[Dataset items]
○ ○ ○ ○
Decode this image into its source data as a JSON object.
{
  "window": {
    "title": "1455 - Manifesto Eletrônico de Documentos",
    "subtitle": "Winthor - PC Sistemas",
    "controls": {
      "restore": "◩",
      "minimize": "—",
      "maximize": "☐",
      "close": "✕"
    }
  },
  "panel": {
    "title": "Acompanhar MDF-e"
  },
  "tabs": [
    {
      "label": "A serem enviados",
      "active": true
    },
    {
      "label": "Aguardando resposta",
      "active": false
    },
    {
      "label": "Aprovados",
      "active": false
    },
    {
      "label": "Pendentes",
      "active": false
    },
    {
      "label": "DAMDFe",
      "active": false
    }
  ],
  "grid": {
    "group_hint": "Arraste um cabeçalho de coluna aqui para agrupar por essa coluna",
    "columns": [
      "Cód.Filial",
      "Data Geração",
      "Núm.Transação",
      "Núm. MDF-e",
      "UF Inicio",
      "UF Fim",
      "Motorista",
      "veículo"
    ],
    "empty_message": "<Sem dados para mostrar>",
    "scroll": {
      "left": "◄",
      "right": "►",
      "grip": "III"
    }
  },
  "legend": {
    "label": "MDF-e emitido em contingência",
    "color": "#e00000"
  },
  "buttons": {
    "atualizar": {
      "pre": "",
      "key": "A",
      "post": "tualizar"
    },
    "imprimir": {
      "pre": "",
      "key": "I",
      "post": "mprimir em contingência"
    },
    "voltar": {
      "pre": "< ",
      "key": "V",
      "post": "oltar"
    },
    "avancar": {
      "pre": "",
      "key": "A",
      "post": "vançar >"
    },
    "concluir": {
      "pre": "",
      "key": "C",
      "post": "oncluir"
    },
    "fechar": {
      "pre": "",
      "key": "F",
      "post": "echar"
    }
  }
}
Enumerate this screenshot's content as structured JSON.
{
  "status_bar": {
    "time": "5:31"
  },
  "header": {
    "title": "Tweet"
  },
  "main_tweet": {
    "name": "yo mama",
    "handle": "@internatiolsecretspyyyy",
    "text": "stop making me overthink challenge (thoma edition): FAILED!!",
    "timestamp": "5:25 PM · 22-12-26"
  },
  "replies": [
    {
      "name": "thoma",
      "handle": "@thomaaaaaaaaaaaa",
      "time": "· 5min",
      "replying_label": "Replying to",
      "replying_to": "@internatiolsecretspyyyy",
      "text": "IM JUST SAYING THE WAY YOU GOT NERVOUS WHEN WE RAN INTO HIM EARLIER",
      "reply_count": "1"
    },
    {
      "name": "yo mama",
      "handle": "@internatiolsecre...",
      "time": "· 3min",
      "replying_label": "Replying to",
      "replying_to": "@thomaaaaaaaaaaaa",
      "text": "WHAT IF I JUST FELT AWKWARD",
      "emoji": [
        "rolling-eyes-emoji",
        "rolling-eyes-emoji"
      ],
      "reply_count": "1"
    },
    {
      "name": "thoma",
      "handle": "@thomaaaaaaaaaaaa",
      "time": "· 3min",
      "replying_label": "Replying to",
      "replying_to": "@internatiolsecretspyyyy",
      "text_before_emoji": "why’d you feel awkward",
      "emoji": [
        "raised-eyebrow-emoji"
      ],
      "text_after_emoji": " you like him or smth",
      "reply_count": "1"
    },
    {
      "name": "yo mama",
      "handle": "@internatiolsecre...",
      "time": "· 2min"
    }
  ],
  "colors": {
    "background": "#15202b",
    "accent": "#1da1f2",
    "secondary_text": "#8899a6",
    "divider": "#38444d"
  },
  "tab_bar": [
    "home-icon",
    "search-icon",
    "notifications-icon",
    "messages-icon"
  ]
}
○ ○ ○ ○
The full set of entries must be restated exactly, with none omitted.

Decode this image into its source data as a JSON object.
{
  "window": {
    "title": "1455 - Manifesto Eletrônico de Documentos",
    "subtitle": "Winthor - PC Sistemas",
    "controls": {
      "restore": "◩",
      "minimize": "—",
      "maximize": "☐",
      "close": "✕"
    }
  },
  "panel": {
    "title": "Acompanhar MDF-e"
  },
  "tabs": [
    {
      "label": "A serem enviados",
      "active": true
    },
    {
      "label": "Aguardando resposta",
      "active": false
    },
    {
      "label": "Aprovados",
      "active": false
    },
    {
      "label": "Pendentes",
      "active": false
    },
    {
      "label": "DAMDFe",
      "active": false
    }
  ],
  "grid": {
    "group_hint": "Arraste um cabeçalho de coluna aqui para agrupar por essa coluna",
    "columns": [
      "Cód.Filial",
      "Data Geração",
      "Núm.Transação",
      "Núm. MDF-e",
      "UF Inicio",
      "UF Fim",
      "Motorista",
      "veículo"
    ],
    "empty_message": "<Sem dados para mostrar>",
    "scroll": {
      "left": "◄",
      "right": "►",
      "grip": "III"
    }
  },
  "legend": {
    "label": "MDF-e emitido em contingência",
    "color": "#e00000"
  },
  "buttons": {
    "atualizar": {
      "pre": "",
      "key": "A",
      "post": "tualizar"
    },
    "imprimir": {
      "pre": "",
      "key": "I",
      "post": "mprimir em contingência"
    },
    "voltar": {
      "pre": "< ",
      "key": "V",
      "post": "oltar"
    },
    "avancar": {
      "pre": "",
      "key": "A",
      "post": "vançar >"
    },
    "concluir": {
      "pre": "",
      "key": "C",
      "post": "oncluir"
    },
    "fechar": {
      "pre": "",
      "key": "F",
      "post": "echar"
    }
  }
}
Enumerate this screenshot's content as structured JSON.
{
  "status_bar": {
    "time": "5:31"
  },
  "header": {
    "title": "Tweet"
  },
  "main_tweet": {
    "name": "yo mama",
    "handle": "@internatiolsecretspyyyy",
    "text": "stop making me overthink challenge (thoma edition): FAILED!!",
    "timestamp": "5:25 PM · 22-12-26"
  },
  "replies": [
    {
      "name": "thoma",
      "handle": "@thomaaaaaaaaaaaa",
      "time": "· 5min",
      "replying_label": "Replying to",
      "replying_to": "@internatiolsecretspyyyy",
      "text": "IM JUST SAYING THE WAY YOU GOT NERVOUS WHEN WE RAN INTO HIM EARLIER",
      "reply_count": "1"
    },
    {
      "name": "yo mama",
      "handle": "@internatiolsecre...",
      "time": "· 3min",
      "replying_label": "Replying to",
      "replying_to": "@thomaaaaaaaaaaaa",
      "text": "WHAT IF I JUST FELT AWKWARD",
      "emoji": [
        "rolling-eyes-emoji",
        "rolling-eyes-emoji"
      ],
      "reply_count": "1"
    },
    {
      "name": "thoma",
      "handle": "@thomaaaaaaaaaaaa",
      "time": "· 3min",
      "replying_label": "Replying to",
      "replying_to": "@internatiolsecretspyyyy",
      "text_before_emoji": "why’d you feel awkward",
      "emoji": [
        "raised-eyebrow-emoji"
      ],
      "text_after_emoji": " you like him or smth",
      "reply_count": "1"
    },
    {
      "name": "yo mama",
      "handle": "@internatiolsecre...",
      "time": "· 2min"
    }
  ],
  "colors": {
    "background": "#15202b",
    "accent": "#1da1f2",
    "secondary_text": "#8899a6",
    "divider": "#38444d"
  },
  "tab_bar": [
    "home-icon",
    "search-icon",
    "notifications-icon",
    "messages-icon"
  ]
}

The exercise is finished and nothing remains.